1 µg His-Rac1G12V or His-cdc42G12V, which was produced in bacteria and purified with an Ni column, was added with 2 µg of control GST or GST-IRSp53(N) and 10 µg MBP or 1, 3, or 10 µg MBP-Kankcoil as competitor in binding buffer A. After these mixtures were rotated for 1 h at 4°C, glutathione–Sepharose 4B (GE Healthcare) was added to recover the protein complexes, and rotation was continued for 1 h at 4°C. The complexes were washed four times with the binding buffer, boiled for 5 min in an SDS-PAGE loading buffer, and subjected to 5–20% SDS-PAGE, Coomassie blue staining, and Western blot analysis using anti-Rac1 or anti-cdc42 antibodies to detect the respective proteins. The intensity of the bands was quantified by CS Analyzer (ATTO Corp.).

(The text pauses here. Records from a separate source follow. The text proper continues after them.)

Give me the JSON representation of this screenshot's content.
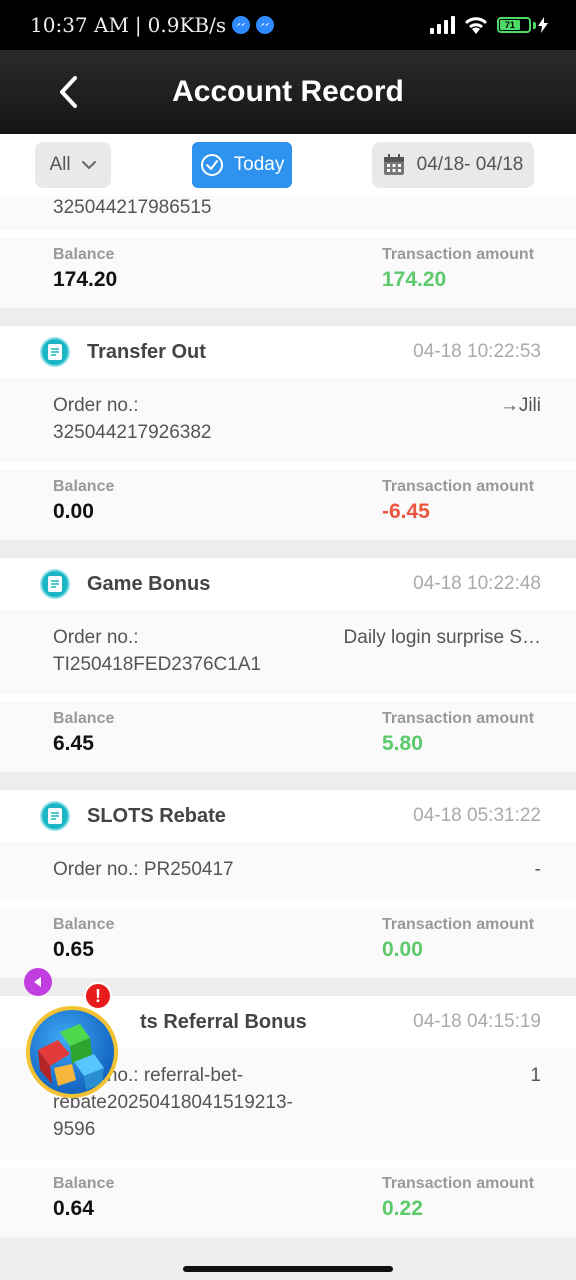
{
  "status_bar": {
    "time": "10:37 AM",
    "separator": "|",
    "speed": "0.9KB/s",
    "battery_level": "71"
  },
  "header": {
    "title": "Account Record"
  },
  "filters": {
    "all_label": "All",
    "today_label": "Today",
    "date_range": "04/18- 04/18"
  },
  "partial_record": {
    "order_no": "325044217986515",
    "balance_label": "Balance",
    "balance": "174.20",
    "amount_label": "Transaction amount",
    "amount": "174.20"
  },
  "records": [
    {
      "type": "Transfer Out",
      "time": "04-18 10:22:53",
      "order_label": "Order no.:",
      "order_no": "325044217926382",
      "detail": "→Jili",
      "balance_label": "Balance",
      "balance": "0.00",
      "amount_label": "Transaction amount",
      "amount": "-6.45"
    },
    {
      "type": "Game Bonus",
      "time": "04-18 10:22:48",
      "order_label": "Order no.:",
      "order_no": "TI250418FED2376C1A1",
      "detail": "Daily login surprise S…",
      "balance_label": "Balance",
      "balance": "6.45",
      "amount_label": "Transaction amount",
      "amount": "5.80"
    },
    {
      "type": "SLOTS Rebate",
      "time": "04-18 05:31:22",
      "order_label": "Order no.: PR250417",
      "detail": "-",
      "balance_label": "Balance",
      "balance": "0.65",
      "amount_label": "Transaction amount",
      "amount": "0.00"
    },
    {
      "type": "Slots Referral Bonus",
      "type_visible": "ts Referral Bonus",
      "time": "04-18 04:15:19",
      "order_label": "Order no.: referral-bet-",
      "order_no_line2": "rebate20250418041519213-",
      "order_no_line3": "9596",
      "detail": "1",
      "balance_label": "Balance",
      "balance": "0.64",
      "amount_label": "Transaction amount",
      "amount": "0.22"
    }
  ],
  "floating": {
    "alert": "!"
  },
  "colors": {
    "accent_blue": "#2d93ee",
    "positive_green": "#5cc96b",
    "negative_red": "#e9563c",
    "record_icon": "#1bb5c4"
  }
}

Online supplemental material
Fig. S1 shows IRSp53 mutants that bind to Kankcoil but not to Rac1G12V. Fig. S2 shows the candidate sequences for IRSp53 KD. Fig. S3 shows that KD of IRSp53 does not affect fibronectin-stimulated cell spreading when Kank is overexpressed. Fig. S4 shows that Kank inhibits the formation of the cells with filopodial- and IRSp53-induced smooth-edged phenotypes when cells are spreading. Fig. S5 shows that overexpression of Kank inhibits the association of IRSp53 with actin.
We thank Professor T. Akiyama (the University of Tokyo, Tokyo, Japan) for advice and discussions, Dr. M. Yamada for the anti-IRSp53 serum, Professor M. Noguchi for HEK293 cells, Professor Y. Kanaho for N1E115 cells, and Professor R. Matsuoka and Dr. Y. Furutani (Tokyo Women's Medical University, Tokyo, Japan) for laser-scanning confocal microscopy.
This work was supported by the Special Coordination Fund for Promoting Science and Technology by the Ministry of Education, Culture, Sports, Science, and Technology of Japan and by a fund for promoting collaboration with small and medium enterprises from the National Institute of Advanced Industrial Science and Technology.
Abbreviations used in this paper: CRIB, cdc42/Rac1 interactive binding; esiRNA, endoribonuclease-prepared siRNA; F-actin, filamentous actin; IRS, insulin receptor substrate; KD, knockdown; MBP, maltose-binding protein; mIRS, mouse IRSp53; WASP, Wiskott-Aldrich syndrome protein.
B.C. Roy and N. Kakinuma contributed equally to this paper.